Data about app and page elements:
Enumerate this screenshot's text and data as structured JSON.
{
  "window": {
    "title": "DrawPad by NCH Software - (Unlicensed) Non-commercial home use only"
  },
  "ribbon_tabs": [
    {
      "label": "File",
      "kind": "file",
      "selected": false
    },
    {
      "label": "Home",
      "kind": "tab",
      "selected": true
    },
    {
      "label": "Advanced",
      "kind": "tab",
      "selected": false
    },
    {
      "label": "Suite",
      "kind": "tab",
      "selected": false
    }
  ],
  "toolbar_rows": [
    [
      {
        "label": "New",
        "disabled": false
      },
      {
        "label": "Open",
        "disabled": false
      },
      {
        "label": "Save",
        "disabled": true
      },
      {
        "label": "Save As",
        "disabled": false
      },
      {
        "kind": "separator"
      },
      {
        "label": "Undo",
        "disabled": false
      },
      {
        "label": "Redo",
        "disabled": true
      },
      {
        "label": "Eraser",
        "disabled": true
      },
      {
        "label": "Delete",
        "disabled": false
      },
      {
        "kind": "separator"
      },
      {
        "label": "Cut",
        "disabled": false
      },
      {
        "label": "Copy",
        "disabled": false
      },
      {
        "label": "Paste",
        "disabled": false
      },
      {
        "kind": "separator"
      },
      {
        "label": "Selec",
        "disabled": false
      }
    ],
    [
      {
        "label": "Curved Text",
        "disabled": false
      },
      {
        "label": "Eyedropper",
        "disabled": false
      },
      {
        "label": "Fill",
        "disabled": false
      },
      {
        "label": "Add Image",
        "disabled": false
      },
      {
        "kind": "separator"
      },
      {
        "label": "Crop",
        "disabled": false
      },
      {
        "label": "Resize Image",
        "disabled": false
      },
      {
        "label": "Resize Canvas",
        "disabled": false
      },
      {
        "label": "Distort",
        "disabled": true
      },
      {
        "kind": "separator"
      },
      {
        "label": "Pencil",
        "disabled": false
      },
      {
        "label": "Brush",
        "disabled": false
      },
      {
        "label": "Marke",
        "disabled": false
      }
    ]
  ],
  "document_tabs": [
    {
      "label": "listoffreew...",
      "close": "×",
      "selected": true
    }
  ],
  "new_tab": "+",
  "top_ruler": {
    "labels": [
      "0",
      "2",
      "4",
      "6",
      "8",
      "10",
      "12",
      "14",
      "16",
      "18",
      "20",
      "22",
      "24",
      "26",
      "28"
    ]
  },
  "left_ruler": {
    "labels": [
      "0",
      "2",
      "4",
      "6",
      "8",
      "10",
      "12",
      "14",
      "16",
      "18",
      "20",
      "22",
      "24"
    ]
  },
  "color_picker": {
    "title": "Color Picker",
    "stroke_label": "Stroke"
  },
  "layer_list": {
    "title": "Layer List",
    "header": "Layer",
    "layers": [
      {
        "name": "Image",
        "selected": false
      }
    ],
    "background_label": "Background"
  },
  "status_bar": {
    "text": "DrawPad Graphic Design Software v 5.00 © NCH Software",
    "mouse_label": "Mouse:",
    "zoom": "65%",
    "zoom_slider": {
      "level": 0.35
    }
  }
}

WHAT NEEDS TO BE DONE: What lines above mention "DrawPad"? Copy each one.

WRITTEN ANSWER:
    "title": "DrawPad by NCH Software - (Unlicensed) Non-commercial home use only"
    "text": "DrawPad Graphic Design Software v 5.00 © NCH Software",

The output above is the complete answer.